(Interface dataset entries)

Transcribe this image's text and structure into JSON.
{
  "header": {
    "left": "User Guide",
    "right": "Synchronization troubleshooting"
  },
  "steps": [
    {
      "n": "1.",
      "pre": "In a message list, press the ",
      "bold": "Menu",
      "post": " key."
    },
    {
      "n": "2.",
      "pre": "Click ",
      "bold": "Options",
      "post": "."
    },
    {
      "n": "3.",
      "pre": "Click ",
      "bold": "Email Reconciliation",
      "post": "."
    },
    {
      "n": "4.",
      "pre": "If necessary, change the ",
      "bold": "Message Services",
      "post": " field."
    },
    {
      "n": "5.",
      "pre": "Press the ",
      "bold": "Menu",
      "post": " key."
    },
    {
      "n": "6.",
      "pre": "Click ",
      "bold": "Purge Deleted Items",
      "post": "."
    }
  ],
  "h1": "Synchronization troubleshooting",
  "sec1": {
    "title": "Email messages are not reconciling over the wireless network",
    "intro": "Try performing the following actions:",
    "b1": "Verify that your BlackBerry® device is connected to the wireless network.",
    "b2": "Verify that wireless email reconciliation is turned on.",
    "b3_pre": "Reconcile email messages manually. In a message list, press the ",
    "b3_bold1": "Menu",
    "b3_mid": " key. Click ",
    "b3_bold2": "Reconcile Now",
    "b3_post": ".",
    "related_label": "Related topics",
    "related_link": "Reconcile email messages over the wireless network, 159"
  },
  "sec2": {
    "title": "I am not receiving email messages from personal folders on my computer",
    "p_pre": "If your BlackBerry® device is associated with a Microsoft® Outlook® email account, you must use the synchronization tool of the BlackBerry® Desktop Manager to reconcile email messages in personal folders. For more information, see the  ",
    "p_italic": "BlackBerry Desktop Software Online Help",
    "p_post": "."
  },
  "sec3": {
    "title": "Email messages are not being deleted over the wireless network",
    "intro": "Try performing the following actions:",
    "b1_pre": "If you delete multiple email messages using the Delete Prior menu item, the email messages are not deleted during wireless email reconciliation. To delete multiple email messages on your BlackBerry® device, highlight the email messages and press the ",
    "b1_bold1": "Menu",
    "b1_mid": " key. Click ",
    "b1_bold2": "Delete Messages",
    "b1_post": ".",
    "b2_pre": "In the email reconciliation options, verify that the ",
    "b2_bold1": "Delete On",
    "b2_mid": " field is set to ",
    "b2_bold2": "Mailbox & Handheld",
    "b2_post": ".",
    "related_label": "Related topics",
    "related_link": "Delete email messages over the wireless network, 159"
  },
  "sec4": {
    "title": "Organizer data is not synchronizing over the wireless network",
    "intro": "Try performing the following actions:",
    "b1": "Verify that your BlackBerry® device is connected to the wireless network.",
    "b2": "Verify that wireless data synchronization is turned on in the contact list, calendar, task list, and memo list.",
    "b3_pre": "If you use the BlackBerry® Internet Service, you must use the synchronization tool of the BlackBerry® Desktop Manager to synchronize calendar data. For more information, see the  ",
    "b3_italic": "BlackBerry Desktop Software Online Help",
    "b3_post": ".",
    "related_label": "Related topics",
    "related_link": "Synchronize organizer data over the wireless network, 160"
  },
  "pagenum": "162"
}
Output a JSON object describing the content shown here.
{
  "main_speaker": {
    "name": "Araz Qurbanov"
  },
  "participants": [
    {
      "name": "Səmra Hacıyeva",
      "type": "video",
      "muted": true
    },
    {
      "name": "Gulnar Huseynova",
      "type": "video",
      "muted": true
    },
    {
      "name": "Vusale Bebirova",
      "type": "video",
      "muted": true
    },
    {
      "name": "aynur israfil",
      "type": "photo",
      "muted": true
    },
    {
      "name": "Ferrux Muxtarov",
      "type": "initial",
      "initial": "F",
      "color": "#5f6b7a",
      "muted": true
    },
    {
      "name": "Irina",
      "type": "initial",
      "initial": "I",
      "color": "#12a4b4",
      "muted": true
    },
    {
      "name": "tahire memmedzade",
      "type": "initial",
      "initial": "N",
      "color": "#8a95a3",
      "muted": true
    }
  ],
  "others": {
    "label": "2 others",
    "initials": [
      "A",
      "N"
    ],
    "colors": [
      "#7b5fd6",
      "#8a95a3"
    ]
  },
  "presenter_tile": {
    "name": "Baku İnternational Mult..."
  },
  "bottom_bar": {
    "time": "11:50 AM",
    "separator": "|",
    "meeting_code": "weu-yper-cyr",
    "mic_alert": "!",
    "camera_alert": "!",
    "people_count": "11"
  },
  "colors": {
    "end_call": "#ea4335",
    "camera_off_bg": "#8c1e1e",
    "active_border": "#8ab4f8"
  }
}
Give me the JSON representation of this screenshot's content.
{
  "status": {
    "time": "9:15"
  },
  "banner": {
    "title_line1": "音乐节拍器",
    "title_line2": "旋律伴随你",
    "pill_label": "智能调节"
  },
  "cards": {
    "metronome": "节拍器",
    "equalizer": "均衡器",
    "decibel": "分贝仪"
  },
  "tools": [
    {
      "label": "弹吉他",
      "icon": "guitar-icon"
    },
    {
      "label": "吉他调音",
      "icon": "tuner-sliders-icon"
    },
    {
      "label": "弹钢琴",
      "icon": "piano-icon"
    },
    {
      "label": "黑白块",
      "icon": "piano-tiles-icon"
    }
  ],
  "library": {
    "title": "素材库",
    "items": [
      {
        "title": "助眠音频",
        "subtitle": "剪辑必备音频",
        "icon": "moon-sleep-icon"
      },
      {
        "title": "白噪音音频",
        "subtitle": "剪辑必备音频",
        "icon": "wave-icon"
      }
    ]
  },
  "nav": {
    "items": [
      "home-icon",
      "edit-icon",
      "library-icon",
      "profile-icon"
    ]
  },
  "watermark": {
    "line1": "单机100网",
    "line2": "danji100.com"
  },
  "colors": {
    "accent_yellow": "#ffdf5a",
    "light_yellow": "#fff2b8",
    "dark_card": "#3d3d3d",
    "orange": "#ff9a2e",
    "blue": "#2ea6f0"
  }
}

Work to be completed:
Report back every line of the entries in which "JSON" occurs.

Completed task:
Transcribe this image's text and structure into JSON.
Output a JSON object describing the content shown here.
Give me the JSON representation of this screenshot's content.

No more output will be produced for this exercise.